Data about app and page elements
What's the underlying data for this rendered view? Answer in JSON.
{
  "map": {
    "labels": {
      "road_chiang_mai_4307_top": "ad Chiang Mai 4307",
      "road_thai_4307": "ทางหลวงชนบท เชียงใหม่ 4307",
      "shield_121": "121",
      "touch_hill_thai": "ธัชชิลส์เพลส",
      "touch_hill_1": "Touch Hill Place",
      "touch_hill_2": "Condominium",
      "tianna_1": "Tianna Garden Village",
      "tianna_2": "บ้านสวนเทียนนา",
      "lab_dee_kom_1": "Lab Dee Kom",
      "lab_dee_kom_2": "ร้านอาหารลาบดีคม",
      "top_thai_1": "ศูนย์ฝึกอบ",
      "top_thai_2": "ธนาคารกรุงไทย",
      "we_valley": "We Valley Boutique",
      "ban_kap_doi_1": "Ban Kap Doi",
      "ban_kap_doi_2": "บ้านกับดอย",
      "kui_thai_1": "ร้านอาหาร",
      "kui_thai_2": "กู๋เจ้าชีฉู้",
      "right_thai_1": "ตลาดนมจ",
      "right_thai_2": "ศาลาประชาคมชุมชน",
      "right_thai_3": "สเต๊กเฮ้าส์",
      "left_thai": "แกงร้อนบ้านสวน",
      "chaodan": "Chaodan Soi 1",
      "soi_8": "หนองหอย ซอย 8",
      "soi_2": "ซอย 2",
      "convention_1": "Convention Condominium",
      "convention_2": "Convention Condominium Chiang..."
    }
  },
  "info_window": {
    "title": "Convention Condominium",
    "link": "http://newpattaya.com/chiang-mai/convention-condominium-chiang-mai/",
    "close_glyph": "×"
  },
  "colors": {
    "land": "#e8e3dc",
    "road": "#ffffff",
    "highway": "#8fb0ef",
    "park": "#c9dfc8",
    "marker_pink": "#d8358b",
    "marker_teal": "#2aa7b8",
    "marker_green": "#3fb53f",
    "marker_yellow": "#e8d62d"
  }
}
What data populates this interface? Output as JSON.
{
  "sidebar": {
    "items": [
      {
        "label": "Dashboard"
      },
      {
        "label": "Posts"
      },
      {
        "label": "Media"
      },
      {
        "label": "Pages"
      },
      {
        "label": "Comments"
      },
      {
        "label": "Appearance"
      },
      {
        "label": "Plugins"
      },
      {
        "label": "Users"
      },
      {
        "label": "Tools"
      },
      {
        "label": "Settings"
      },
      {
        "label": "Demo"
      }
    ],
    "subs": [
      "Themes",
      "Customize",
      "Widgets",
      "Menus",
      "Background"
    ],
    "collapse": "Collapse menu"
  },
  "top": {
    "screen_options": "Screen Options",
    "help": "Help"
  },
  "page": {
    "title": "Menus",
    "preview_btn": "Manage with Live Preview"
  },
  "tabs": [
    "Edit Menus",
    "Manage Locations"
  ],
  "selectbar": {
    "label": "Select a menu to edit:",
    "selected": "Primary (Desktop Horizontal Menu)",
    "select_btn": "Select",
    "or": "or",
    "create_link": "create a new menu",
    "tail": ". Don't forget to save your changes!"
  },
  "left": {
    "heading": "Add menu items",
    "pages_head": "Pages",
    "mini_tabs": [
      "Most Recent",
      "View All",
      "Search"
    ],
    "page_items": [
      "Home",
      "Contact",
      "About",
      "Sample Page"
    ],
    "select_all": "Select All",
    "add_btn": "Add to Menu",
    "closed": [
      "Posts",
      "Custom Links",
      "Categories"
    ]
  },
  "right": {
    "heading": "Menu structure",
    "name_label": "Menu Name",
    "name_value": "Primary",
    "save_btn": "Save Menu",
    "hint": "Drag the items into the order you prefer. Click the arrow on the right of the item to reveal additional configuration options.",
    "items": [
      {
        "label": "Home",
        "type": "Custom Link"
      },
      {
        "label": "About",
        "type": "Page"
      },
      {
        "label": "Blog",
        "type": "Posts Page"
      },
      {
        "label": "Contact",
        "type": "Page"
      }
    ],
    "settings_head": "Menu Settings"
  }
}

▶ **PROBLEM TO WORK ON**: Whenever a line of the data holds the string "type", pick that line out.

▶ **TASK RESPONSE**:
        "type": "Custom Link"
        "type": "Page"
        "type": "Posts Page"
        "type": "Page"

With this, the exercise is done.